§ Work order:
If a line of the material holds the string "パーティション", please copy it.

━━━ Material for this task ━━━

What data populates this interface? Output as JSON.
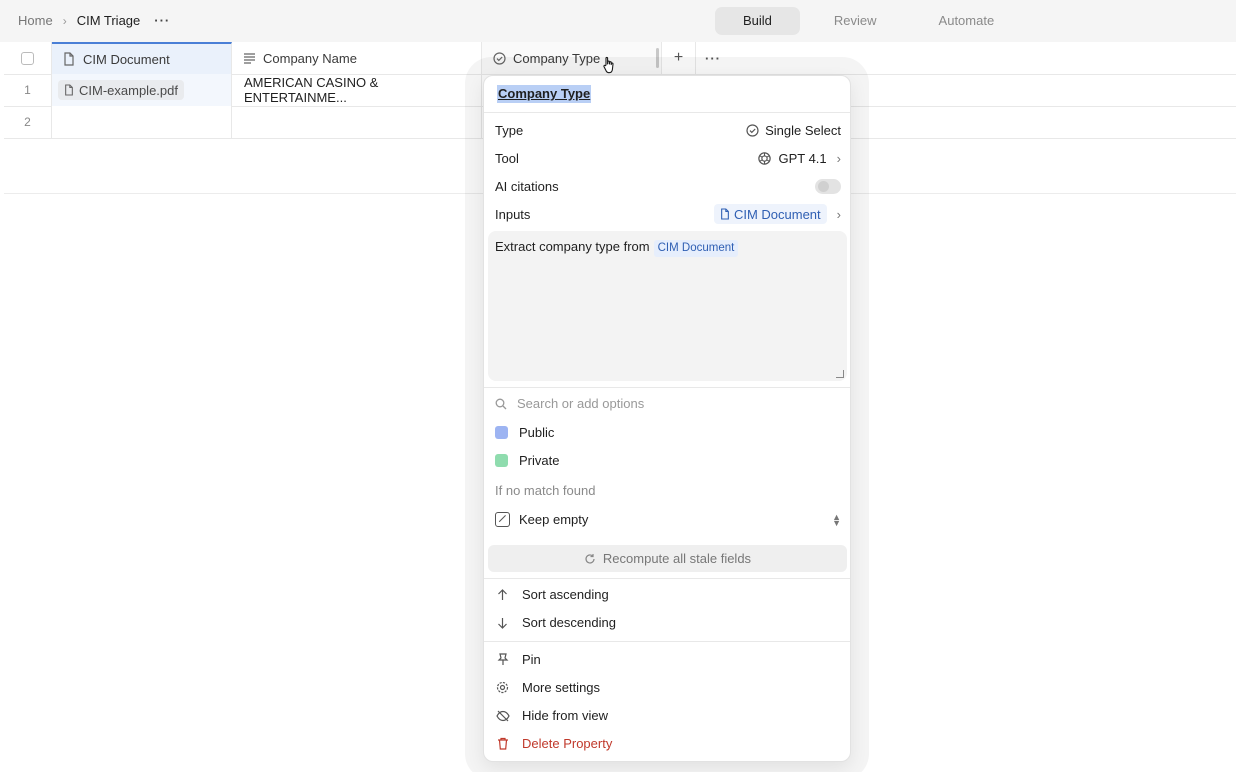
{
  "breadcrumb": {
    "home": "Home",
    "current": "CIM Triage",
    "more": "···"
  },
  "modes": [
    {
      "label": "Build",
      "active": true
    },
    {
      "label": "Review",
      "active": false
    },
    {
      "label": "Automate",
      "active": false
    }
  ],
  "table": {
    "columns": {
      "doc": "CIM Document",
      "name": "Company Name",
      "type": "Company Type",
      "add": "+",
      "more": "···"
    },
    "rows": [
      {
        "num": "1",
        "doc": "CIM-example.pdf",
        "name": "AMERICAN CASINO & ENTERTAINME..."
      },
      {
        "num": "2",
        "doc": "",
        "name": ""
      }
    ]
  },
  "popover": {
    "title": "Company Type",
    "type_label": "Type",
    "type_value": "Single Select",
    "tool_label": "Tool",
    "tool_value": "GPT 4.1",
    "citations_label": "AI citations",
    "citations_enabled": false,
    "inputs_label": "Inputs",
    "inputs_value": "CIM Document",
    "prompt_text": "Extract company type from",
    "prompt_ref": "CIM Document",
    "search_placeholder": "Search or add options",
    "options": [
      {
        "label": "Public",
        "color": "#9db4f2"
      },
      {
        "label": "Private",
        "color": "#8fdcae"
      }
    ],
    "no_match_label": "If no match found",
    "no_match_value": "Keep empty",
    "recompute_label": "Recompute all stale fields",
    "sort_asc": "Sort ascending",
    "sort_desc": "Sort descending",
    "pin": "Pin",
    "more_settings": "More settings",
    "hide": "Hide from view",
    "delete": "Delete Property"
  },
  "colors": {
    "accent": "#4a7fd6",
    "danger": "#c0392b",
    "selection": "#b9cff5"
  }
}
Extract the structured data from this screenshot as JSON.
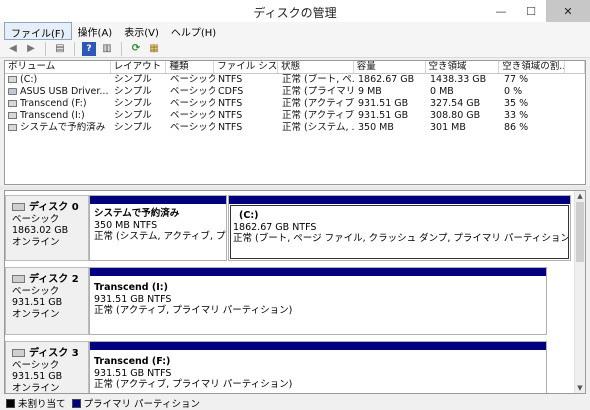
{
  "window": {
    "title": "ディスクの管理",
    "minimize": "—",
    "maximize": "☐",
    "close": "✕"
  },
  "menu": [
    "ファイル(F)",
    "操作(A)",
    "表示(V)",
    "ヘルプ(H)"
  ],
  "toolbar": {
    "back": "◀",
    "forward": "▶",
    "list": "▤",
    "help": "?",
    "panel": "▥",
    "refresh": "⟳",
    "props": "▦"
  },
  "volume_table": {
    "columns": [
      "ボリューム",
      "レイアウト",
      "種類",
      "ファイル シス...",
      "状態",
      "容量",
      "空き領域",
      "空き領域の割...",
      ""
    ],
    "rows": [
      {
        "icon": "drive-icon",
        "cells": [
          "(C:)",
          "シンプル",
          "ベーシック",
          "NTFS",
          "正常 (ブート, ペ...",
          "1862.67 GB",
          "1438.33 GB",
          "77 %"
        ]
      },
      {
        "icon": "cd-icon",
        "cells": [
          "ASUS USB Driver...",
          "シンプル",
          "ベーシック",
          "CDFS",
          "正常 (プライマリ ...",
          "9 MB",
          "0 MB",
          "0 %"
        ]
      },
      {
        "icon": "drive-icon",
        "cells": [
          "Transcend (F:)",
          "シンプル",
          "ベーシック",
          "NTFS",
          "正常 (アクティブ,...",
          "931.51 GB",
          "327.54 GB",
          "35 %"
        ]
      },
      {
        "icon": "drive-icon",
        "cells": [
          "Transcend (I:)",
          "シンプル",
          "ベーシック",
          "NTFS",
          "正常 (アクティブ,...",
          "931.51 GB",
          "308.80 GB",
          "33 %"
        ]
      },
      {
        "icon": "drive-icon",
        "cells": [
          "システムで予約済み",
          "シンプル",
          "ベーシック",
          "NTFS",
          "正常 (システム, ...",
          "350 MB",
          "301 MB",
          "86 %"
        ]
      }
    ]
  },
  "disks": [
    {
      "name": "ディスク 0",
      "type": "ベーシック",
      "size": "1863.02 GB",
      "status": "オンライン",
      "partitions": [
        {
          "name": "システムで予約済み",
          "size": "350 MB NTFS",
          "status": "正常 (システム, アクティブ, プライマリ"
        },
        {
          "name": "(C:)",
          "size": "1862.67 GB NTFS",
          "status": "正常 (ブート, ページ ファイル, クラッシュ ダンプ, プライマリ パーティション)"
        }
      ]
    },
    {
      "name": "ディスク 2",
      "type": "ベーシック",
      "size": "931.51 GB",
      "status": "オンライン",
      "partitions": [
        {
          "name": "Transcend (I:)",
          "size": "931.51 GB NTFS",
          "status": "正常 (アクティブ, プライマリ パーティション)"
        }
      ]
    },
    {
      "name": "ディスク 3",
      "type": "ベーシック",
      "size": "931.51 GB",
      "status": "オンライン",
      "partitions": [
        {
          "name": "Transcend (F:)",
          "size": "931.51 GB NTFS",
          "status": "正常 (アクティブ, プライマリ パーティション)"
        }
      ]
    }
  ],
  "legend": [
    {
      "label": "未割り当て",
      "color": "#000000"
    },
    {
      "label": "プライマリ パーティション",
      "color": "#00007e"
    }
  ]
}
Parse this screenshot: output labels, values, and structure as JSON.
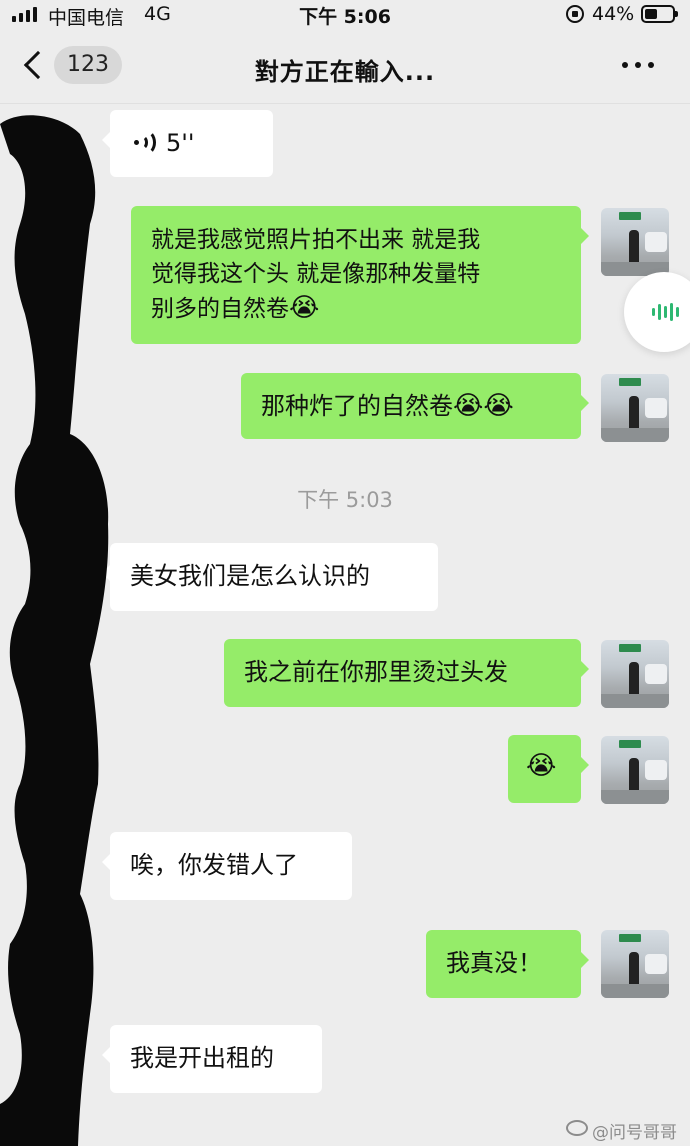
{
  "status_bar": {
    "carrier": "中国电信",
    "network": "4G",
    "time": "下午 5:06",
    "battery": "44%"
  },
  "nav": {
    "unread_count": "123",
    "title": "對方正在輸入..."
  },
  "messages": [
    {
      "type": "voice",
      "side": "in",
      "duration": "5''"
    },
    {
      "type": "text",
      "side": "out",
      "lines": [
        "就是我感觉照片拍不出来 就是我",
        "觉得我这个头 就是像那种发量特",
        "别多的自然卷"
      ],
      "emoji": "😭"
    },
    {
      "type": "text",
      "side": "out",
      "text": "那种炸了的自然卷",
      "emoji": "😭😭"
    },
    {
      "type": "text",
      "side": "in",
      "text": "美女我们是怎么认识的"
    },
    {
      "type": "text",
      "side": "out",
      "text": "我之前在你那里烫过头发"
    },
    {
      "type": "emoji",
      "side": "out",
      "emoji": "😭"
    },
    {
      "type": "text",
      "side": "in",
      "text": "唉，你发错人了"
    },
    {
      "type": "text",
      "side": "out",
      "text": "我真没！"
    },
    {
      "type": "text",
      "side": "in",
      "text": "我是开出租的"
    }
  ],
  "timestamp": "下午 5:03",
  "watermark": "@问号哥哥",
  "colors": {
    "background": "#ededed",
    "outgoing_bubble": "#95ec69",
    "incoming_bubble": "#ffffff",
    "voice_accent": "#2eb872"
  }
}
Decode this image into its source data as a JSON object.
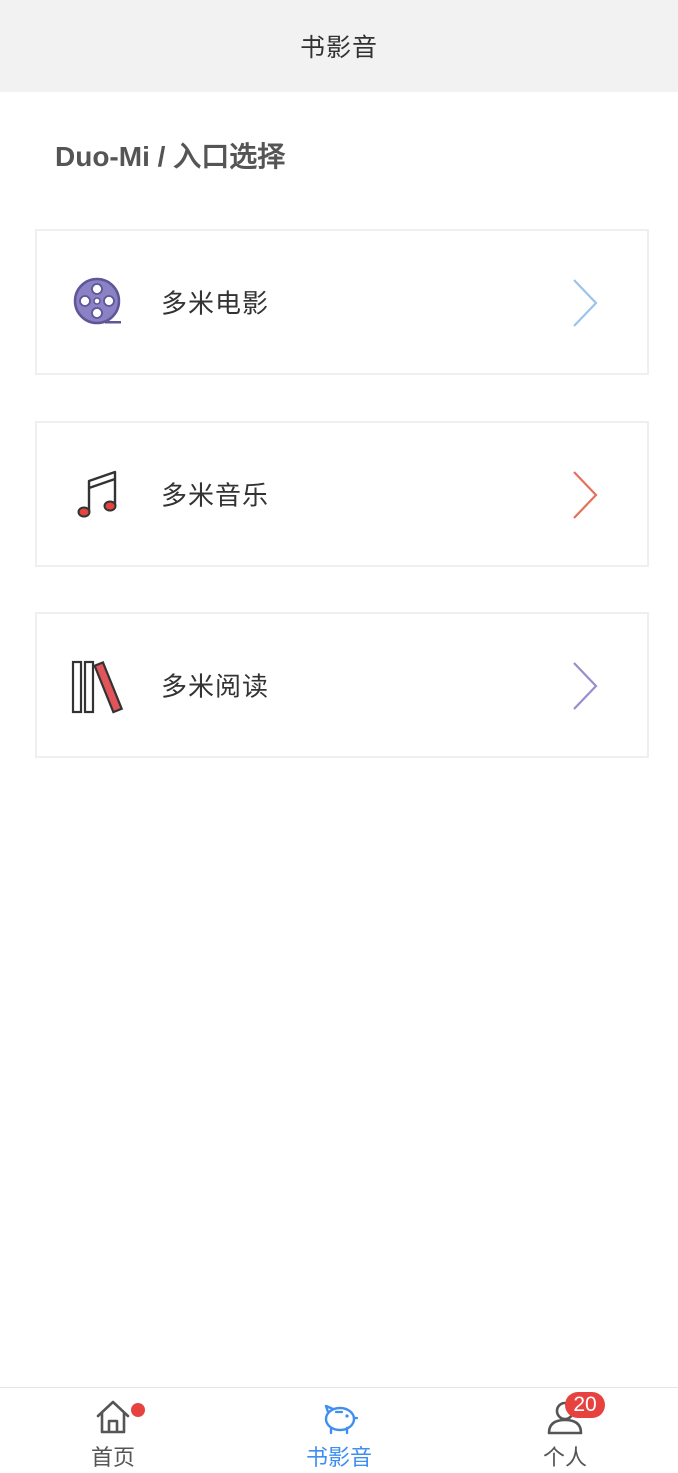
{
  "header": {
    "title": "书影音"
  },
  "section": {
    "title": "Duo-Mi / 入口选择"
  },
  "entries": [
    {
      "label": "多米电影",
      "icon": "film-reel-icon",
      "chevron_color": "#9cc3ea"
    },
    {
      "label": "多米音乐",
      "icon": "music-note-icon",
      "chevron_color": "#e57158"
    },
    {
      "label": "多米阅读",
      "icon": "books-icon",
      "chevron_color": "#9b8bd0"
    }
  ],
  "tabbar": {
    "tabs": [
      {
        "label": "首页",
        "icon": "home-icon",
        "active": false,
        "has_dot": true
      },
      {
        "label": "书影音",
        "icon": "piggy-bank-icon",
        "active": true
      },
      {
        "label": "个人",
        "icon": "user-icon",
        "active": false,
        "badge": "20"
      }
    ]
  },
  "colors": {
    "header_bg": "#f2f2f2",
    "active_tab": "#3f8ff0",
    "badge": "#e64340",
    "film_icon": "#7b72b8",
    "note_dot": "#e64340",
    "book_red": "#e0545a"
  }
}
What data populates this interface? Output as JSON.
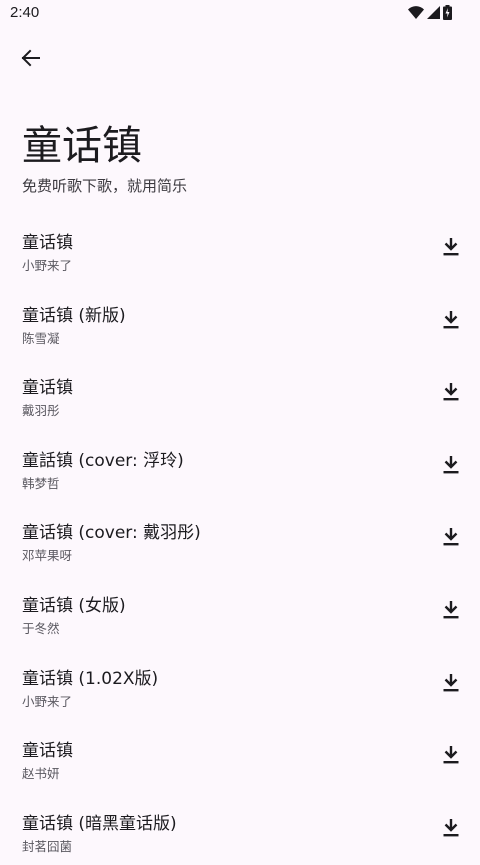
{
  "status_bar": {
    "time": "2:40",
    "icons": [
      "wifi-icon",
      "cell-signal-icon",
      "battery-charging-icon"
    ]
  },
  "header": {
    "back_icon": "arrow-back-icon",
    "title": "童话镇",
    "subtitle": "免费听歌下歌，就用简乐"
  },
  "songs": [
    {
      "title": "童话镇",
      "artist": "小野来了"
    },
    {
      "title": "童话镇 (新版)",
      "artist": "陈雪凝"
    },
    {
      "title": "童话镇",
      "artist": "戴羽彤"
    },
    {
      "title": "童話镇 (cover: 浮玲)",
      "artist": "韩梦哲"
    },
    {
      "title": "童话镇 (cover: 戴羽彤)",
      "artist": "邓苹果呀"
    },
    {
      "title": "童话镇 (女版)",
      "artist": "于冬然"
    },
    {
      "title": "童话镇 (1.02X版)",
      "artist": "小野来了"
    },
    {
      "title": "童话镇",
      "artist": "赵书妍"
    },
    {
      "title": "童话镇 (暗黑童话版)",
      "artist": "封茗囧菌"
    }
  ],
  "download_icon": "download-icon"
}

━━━

§ Result:
          "status": "正常 (ブート, ページ ファイル, クラッシュ ダンプ, プライマリ パーティション)"
          "status": "正常 (アクティブ, プライマリ パーティション)"
          "status": "正常 (アクティブ, プライマリ パーティション)"
      "label": "プライマリ パーティション",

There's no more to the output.